WORK TO COMPLETE:
The required lines are those that contain "summary"; pull them out of the data and copy them.

SOURCE INFORMATION:
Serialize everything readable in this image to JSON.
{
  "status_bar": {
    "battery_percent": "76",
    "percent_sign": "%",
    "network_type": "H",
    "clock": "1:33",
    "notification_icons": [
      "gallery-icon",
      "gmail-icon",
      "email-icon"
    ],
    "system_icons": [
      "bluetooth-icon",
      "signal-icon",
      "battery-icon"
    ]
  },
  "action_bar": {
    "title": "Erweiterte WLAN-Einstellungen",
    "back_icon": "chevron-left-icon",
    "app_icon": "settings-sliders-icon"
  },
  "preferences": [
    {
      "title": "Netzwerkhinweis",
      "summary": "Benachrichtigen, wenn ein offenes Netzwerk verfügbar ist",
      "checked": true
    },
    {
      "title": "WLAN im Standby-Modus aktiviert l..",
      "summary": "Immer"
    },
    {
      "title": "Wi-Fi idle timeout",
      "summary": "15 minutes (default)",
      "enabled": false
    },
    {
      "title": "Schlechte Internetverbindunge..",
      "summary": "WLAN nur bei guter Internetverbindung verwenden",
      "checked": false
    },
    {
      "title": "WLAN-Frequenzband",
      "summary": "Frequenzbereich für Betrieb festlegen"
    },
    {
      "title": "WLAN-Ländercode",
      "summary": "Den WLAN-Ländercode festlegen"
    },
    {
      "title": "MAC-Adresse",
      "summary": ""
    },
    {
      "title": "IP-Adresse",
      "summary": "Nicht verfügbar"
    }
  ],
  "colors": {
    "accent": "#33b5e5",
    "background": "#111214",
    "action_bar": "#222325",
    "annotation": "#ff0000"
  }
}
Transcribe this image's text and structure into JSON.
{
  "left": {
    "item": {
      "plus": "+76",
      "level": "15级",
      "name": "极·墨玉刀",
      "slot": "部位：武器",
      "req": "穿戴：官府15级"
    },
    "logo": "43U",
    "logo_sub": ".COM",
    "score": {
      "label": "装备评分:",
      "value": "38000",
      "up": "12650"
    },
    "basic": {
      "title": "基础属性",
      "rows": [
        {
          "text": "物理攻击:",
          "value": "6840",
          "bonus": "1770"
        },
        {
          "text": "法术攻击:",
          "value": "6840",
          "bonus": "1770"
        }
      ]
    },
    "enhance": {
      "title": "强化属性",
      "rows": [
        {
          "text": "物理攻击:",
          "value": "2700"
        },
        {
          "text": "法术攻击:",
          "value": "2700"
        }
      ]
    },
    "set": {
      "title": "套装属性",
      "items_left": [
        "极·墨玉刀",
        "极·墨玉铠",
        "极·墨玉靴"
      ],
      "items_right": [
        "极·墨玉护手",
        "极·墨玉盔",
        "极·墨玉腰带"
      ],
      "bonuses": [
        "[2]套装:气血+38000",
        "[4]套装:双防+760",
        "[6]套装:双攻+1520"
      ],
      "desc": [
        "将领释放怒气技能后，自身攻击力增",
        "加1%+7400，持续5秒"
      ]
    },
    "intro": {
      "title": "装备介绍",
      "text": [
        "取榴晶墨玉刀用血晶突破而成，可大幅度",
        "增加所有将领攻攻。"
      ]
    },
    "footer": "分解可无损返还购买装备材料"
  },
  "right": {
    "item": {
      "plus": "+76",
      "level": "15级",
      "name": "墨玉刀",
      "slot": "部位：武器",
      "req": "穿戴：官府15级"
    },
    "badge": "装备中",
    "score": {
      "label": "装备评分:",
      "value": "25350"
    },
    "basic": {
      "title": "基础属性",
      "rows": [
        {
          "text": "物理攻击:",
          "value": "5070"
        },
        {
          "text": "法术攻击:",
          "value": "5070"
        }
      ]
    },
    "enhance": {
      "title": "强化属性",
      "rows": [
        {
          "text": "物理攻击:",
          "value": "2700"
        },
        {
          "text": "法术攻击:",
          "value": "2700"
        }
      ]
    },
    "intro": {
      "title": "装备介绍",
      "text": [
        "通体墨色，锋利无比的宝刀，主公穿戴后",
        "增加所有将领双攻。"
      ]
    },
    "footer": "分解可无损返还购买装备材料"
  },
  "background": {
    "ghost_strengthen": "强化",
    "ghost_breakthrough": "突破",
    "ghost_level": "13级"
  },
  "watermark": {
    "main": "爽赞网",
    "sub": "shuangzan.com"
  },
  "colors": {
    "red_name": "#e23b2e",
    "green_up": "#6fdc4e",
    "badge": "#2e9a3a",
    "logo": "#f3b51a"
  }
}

TASK RESULT:
      "summary": "Benachrichtigen, wenn ein offenes Netzwerk verfügbar ist",
      "summary": "Immer"
      "summary": "15 minutes (default)",
      "summary": "WLAN nur bei guter Internetverbindung verwenden",
      "summary": "Frequenzbereich für Betrieb festlegen"
      "summary": "Den WLAN-Ländercode festlegen"
      "summary": ""
      "summary": "Nicht verfügbar"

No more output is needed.